Sharing the Trails and Staying Safe in Hunting Season
To help hikers be safe during hunting season and understand some of our trail neighbors, WTA reached out to Kittitas Field and Stream to get their tips on how hikers can share trails with hunters.
Hikers exploring our public lands in fall and winter should be aware of local hunting seasons, and take some steps to help ensure their own safety. Most national forest lands in Washington state are open to hunting.
To help hikers be safe during hunting season and understand some of our trail neighbors, WTA reached out to Kittitas Field and Stream to get their tips on how hikers can share trails with hunters. Kittitas Field and Stream is one of WTA's many partners working to ensure outdoor recreation remains safe and accessible for all, especially in their backyard in the Central Cascades.
By Deborah Essman
Kittitias Field and Stream has reached thousands of students in the past 58 years. It’s our goal to create a new generation of hunters who know how to be safe outside and be good members of the larger outdoor recreation community.
One of the things we tell our students over and over is how important it is to respect everybody who uses the outdoors. When hunters are out in the woods, they might come across all kinds of people from bird watchers to hikers to people on horses and bikes. We all use the trails and we should know and respect each other.
Hunters are happy to share the trails with everyone who loves the outdoors. In the spirit of sharing our great public lands here in Washington, here are a few tips to keep hikers safe during hunting season and how to be a good citizen on trail.
The ten commandments of hunting include knowing the target and what lies beyond it. Until a hunter clearly identifies the target, they shouldn’t be shooting. You can make yourself stand out to any area hunters by wearing bright colors.

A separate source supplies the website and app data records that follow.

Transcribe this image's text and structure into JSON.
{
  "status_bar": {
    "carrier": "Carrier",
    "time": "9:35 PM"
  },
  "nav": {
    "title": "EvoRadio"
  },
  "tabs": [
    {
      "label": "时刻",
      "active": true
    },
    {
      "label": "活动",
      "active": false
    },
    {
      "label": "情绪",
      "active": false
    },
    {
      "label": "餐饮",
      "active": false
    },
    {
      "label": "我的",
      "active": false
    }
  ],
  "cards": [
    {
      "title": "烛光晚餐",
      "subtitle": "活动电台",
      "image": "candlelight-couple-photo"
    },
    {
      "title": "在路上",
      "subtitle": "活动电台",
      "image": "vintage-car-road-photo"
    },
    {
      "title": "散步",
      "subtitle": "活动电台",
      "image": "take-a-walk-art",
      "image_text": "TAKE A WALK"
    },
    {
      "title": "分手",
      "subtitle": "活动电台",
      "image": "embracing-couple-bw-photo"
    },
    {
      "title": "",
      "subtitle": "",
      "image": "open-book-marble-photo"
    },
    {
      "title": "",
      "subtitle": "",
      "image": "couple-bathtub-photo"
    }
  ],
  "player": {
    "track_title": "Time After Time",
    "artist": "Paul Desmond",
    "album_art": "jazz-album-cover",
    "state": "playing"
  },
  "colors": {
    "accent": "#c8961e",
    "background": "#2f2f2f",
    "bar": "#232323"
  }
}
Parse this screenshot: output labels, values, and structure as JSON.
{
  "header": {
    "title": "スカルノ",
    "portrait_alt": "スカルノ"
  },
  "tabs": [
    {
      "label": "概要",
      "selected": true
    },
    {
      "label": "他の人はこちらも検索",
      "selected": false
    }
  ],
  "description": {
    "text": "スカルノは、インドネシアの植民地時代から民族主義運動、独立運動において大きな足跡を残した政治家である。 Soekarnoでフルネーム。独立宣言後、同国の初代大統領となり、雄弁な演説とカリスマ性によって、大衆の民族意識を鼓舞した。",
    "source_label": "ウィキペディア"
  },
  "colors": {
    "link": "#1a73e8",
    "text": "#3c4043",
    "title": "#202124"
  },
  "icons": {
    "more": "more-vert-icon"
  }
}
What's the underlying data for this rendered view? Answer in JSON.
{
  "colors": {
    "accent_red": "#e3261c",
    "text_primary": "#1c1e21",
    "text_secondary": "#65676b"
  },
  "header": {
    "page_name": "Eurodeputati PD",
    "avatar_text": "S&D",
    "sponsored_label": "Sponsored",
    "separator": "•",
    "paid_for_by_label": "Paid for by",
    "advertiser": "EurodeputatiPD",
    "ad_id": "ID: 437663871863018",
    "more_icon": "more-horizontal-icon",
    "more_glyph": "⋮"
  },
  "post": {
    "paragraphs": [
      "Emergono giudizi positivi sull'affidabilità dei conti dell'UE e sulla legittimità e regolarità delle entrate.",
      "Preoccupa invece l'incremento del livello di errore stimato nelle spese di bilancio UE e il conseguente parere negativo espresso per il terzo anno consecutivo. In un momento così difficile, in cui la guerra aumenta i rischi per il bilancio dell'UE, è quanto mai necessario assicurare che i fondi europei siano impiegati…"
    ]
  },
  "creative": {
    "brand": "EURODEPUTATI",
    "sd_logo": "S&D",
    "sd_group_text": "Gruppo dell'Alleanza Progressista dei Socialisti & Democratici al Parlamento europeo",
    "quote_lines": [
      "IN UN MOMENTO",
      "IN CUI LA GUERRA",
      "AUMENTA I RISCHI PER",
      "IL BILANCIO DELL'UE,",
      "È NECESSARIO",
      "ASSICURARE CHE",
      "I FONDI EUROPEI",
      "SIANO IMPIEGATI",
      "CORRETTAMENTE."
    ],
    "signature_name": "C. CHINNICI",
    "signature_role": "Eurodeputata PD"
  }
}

Hunter orange is traditional and highly visible, though recent studies have shown fluorescent pink is also effective. If you don't already own something brightly colored, many sportsmans outlets carry orange vests for cheap. Many running stores also carry reflective items meant to keep you visible. And if you're upgrading your backpack, consider getting one in a vibrant hue. What people should most consider is that they need to be visible even at low light.
You can talk to your hiking buddy, sing, laugh, whatever. I wouldn’t worry about “spoiling” somebody’s hunt. You’re better off making noise and being safe. Most hunters may use trails at some point during our hunt, but there’s a lot of cross country hiking.
The amazing thing about wildlife is that they use trails as well. We hike on a lot of wildlife trails; even animals look for the path of least resistance. So, you might not come across a hunter during hunting season on trails built for people, but if you do see us, don’t be afraid to say hello.
Keep dogs on leash
My husband and I have three dogs and we take them everywhere. We understand wanting to go outside with them, but it’s important to keep them under control for their safety and yours.
Be aware of the local regulations and always keep your dog on leash. Dogs like to chase things and, in addition to posing safety risks to your four legged friend, it’s also very disruptive to wildlife. In the fall when animals are really trying to pack on the calories for winter, a chase could jeopardize their survival.
Always keep your animal under control and close to you so everyone can be safe and have fun.
Know your local hunting seasons
If you're not a techno-dinosaur like me, you can check Washington Department of Fish and Wildlife's online hunting schedule. If you want to hold something in your hands, go to your local sporting goods store and ask for the hunting season pamphlet. It will show you where and when all the different hunting seasons happen. However, hunting seasons can change. Some seasons are conditional depending on animal populations. For example, elk season is variable year to year and can sometimes last through the end of February.
Know your neighbors
219,000 people hunt in Washington each year (2015 numbers) and spent over $160M on trip-related expenditures. Just like hikers, we are big contributors to Washington’s outdoor recreation economy. I’ve been hunting with my family for about 28 years. To me it is the ultimate outdoor experience. It’s a very challenging sport, it gets you outdoors, it gets kids outdoors and teaches them where food comes from. I like to tell people it’s the ultimate way to be a locavore!
Be a good steward
Hikers and hunters actually have a lot in common. We both go outdoors to enjoy the beauty around us and have a desire to see these places protected for the future.
It’s not all about the harvest for hunters. For example, I’m an avid birder and one of my favorite things is just to be in nature and bird watch while I’m hunting.
Hunters are conservationists. We understand the need to preserve habitat. If you’re an ethical hunter, you’re playing a role in wildlife management. Washington state is one of the top states in terms of outdoor activities.
When I’m out there with my students or grandkids, they’re not just learning how to hunt and firearm safety, they’re also learning about conservation. We talk about why habitat is important and why all wildlife is important, not just game species. And that’s really what’s fun for me.